» **TASK GOAL**: Word for word, write out all of the entries that follow.

» **Data records for software interfaces**:
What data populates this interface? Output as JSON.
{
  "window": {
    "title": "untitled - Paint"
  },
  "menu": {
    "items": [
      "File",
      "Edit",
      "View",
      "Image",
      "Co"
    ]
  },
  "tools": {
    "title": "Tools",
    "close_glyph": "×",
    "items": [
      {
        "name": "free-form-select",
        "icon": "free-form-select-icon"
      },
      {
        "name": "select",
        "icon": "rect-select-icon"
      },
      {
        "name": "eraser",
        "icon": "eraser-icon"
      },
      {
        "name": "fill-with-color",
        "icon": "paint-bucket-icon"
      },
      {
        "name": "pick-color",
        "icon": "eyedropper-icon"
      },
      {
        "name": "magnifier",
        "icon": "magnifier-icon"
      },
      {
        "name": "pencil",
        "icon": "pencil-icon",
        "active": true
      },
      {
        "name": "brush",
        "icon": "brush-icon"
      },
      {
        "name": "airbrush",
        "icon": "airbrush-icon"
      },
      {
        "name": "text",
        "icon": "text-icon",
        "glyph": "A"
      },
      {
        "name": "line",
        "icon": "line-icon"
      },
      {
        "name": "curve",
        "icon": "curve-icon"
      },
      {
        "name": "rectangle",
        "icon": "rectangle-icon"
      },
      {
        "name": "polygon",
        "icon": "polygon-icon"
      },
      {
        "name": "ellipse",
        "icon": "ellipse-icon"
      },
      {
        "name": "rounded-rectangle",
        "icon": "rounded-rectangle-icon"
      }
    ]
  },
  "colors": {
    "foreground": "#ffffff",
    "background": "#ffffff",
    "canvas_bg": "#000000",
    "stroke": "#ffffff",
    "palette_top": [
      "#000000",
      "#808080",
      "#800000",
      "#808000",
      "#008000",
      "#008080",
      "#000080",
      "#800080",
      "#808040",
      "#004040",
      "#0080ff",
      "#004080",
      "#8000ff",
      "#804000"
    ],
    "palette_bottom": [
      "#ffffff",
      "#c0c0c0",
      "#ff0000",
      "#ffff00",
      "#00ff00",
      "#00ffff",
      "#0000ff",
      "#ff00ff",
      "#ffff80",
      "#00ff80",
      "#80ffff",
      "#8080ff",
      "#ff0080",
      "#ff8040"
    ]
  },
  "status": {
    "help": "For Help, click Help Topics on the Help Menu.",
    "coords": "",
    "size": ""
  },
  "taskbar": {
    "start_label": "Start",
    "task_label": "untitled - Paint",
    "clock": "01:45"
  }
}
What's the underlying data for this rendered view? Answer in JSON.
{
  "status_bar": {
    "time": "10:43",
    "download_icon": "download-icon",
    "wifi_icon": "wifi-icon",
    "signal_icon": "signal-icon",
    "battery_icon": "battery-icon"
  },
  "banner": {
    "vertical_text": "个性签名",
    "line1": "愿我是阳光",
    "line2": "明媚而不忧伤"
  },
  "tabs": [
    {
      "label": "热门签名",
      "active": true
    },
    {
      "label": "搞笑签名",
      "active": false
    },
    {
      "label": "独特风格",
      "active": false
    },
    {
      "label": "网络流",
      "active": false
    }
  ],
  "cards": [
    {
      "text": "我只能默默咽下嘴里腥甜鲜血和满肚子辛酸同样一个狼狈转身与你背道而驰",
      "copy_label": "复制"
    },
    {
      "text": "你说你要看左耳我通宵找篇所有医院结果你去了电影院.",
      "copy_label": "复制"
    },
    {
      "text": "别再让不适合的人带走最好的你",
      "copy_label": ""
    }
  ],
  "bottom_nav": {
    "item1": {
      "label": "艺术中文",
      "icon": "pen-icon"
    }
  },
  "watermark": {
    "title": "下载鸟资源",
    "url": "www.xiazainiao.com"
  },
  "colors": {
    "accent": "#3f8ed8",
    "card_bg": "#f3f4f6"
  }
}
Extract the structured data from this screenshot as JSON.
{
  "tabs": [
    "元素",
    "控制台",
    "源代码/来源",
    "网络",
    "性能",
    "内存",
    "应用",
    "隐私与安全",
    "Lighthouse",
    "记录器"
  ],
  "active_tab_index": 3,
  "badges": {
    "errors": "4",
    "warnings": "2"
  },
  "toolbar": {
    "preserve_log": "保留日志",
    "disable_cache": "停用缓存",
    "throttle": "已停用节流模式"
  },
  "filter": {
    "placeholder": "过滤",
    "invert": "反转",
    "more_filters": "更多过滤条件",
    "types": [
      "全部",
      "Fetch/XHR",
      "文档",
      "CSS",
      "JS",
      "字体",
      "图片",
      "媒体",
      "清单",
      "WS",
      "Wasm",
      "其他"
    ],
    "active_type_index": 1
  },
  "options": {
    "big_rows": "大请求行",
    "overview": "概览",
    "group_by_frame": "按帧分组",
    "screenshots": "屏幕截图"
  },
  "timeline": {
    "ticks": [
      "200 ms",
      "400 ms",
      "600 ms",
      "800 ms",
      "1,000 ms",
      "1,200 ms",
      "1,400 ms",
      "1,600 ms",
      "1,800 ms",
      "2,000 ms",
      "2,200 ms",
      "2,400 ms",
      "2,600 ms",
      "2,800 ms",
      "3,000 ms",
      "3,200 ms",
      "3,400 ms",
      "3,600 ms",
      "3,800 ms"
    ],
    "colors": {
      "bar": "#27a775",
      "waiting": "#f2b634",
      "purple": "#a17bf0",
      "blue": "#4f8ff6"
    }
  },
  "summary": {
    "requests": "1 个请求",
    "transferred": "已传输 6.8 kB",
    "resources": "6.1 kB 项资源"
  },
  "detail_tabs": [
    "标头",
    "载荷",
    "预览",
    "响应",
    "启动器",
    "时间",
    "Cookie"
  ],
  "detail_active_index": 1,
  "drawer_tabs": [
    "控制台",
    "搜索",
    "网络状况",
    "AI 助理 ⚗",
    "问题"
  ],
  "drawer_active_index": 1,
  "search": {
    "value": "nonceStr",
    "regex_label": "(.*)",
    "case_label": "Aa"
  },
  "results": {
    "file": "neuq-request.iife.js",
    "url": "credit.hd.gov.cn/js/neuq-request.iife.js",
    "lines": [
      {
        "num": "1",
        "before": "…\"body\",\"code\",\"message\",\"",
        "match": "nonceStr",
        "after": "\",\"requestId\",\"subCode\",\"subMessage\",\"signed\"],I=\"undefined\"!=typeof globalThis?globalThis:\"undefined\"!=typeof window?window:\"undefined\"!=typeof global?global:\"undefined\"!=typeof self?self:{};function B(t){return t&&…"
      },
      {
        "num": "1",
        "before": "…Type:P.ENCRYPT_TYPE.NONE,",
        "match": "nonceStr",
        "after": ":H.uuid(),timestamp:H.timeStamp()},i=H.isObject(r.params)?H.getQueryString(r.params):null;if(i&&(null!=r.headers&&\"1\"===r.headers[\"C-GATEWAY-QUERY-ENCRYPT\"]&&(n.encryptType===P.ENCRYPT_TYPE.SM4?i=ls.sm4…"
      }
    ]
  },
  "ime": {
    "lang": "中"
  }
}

» **ANSWER TO THE EXERCISE**:
What data populates this interface? Output as JSON.
{
  "window": {
    "title": "untitled - Paint"
  },
  "menu": {
    "items": [
      "File",
      "Edit",
      "View",
      "Image",
      "Co"
    ]
  },
  "tools": {
    "title": "Tools",
    "close_glyph": "×",
    "items": [
      {
        "name": "free-form-select",
        "icon": "free-form-select-icon"
      },
      {
        "name": "select",
        "icon": "rect-select-icon"
      },
      {
        "name": "eraser",
        "icon": "eraser-icon"
      },
      {
        "name": "fill-with-color",
        "icon": "paint-bucket-icon"
      },
      {
        "name": "pick-color",
        "icon": "eyedropper-icon"
      },
      {
        "name": "magnifier",
        "icon": "magnifier-icon"
      },
      {
        "name": "pencil",
        "icon": "pencil-icon",
        "active": true
      },
      {
        "name": "brush",
        "icon": "brush-icon"
      },
      {
        "name": "airbrush",
        "icon": "airbrush-icon"
      },
      {
        "name": "text",
        "icon": "text-icon",
        "glyph": "A"
      },
      {
        "name": "line",
        "icon": "line-icon"
      },
      {
        "name": "curve",
        "icon": "curve-icon"
      },
      {
        "name": "rectangle",
        "icon": "rectangle-icon"
      },
      {
        "name": "polygon",
        "icon": "polygon-icon"
      },
      {
        "name": "ellipse",
        "icon": "ellipse-icon"
      },
      {
        "name": "rounded-rectangle",
        "icon": "rounded-rectangle-icon"
      }
    ]
  },
  "colors": {
    "foreground": "#ffffff",
    "background": "#ffffff",
    "canvas_bg": "#000000",
    "stroke": "#ffffff",
    "palette_top": [
      "#000000",
      "#808080",
      "#800000",
      "#808000",
      "#008000",
      "#008080",
      "#000080",
      "#800080",
      "#808040",
      "#004040",
      "#0080ff",
      "#004080",
      "#8000ff",
      "#804000"
    ],
    "palette_bottom": [
      "#ffffff",
      "#c0c0c0",
      "#ff0000",
      "#ffff00",
      "#00ff00",
      "#00ffff",
      "#0000ff",
      "#ff00ff",
      "#ffff80",
      "#00ff80",
      "#80ffff",
      "#8080ff",
      "#ff0080",
      "#ff8040"
    ]
  },
  "status": {
    "help": "For Help, click Help Topics on the Help Menu.",
    "coords": "",
    "size": ""
  },
  "taskbar": {
    "start_label": "Start",
    "task_label": "untitled - Paint",
    "clock": "01:45"
  }
}
What's the underlying data for this rendered view? Answer in JSON.
{
  "status_bar": {
    "time": "10:43",
    "download_icon": "download-icon",
    "wifi_icon": "wifi-icon",
    "signal_icon": "signal-icon",
    "battery_icon": "battery-icon"
  },
  "banner": {
    "vertical_text": "个性签名",
    "line1": "愿我是阳光",
    "line2": "明媚而不忧伤"
  },
  "tabs": [
    {
      "label": "热门签名",
      "active": true
    },
    {
      "label": "搞笑签名",
      "active": false
    },
    {
      "label": "独特风格",
      "active": false
    },
    {
      "label": "网络流",
      "active": false
    }
  ],
  "cards": [
    {
      "text": "我只能默默咽下嘴里腥甜鲜血和满肚子辛酸同样一个狼狈转身与你背道而驰",
      "copy_label": "复制"
    },
    {
      "text": "你说你要看左耳我通宵找篇所有医院结果你去了电影院.",
      "copy_label": "复制"
    },
    {
      "text": "别再让不适合的人带走最好的你",
      "copy_label": ""
    }
  ],
  "bottom_nav": {
    "item1": {
      "label": "艺术中文",
      "icon": "pen-icon"
    }
  },
  "watermark": {
    "title": "下载鸟资源",
    "url": "www.xiazainiao.com"
  },
  "colors": {
    "accent": "#3f8ed8",
    "card_bg": "#f3f4f6"
  }
}
Extract the structured data from this screenshot as JSON.
{
  "tabs": [
    "元素",
    "控制台",
    "源代码/来源",
    "网络",
    "性能",
    "内存",
    "应用",
    "隐私与安全",
    "Lighthouse",
    "记录器"
  ],
  "active_tab_index": 3,
  "badges": {
    "errors": "4",
    "warnings": "2"
  },
  "toolbar": {
    "preserve_log": "保留日志",
    "disable_cache": "停用缓存",
    "throttle": "已停用节流模式"
  },
  "filter": {
    "placeholder": "过滤",
    "invert": "反转",
    "more_filters": "更多过滤条件",
    "types": [
      "全部",
      "Fetch/XHR",
      "文档",
      "CSS",
      "JS",
      "字体",
      "图片",
      "媒体",
      "清单",
      "WS",
      "Wasm",
      "其他"
    ],
    "active_type_index": 1
  },
  "options": {
    "big_rows": "大请求行",
    "overview": "概览",
    "group_by_frame": "按帧分组",
    "screenshots": "屏幕截图"
  },
  "timeline": {
    "ticks": [
      "200 ms",
      "400 ms",
      "600 ms",
      "800 ms",
      "1,000 ms",
      "1,200 ms",
      "1,400 ms",
      "1,600 ms",
      "1,800 ms",
      "2,000 ms",
      "2,200 ms",
      "2,400 ms",
      "2,600 ms",
      "2,800 ms",
      "3,000 ms",
      "3,200 ms",
      "3,400 ms",
      "3,600 ms",
      "3,800 ms"
    ],
    "colors": {
      "bar": "#27a775",
      "waiting": "#f2b634",
      "purple": "#a17bf0",
      "blue": "#4f8ff6"
    }
  },
  "summary": {
    "requests": "1 个请求",
    "transferred": "已传输 6.8 kB",
    "resources": "6.1 kB 项资源"
  },
  "detail_tabs": [
    "标头",
    "载荷",
    "预览",
    "响应",
    "启动器",
    "时间",
    "Cookie"
  ],
  "detail_active_index": 1,
  "drawer_tabs": [
    "控制台",
    "搜索",
    "网络状况",
    "AI 助理 ⚗",
    "问题"
  ],
  "drawer_active_index": 1,
  "search": {
    "value": "nonceStr",
    "regex_label": "(.*)",
    "case_label": "Aa"
  },
  "results": {
    "file": "neuq-request.iife.js",
    "url": "credit.hd.gov.cn/js/neuq-request.iife.js",
    "lines": [
      {
        "num": "1",
        "before": "…\"body\",\"code\",\"message\",\"",
        "match": "nonceStr",
        "after": "\",\"requestId\",\"subCode\",\"subMessage\",\"signed\"],I=\"undefined\"!=typeof globalThis?globalThis:\"undefined\"!=typeof window?window:\"undefined\"!=typeof global?global:\"undefined\"!=typeof self?self:{};function B(t){return t&&…"
      },
      {
        "num": "1",
        "before": "…Type:P.ENCRYPT_TYPE.NONE,",
        "match": "nonceStr",
        "after": ":H.uuid(),timestamp:H.timeStamp()},i=H.isObject(r.params)?H.getQueryString(r.params):null;if(i&&(null!=r.headers&&\"1\"===r.headers[\"C-GATEWAY-QUERY-ENCRYPT\"]&&(n.encryptType===P.ENCRYPT_TYPE.SM4?i=ls.sm4…"
      }
    ]
  },
  "ime": {
    "lang": "中"
  }
}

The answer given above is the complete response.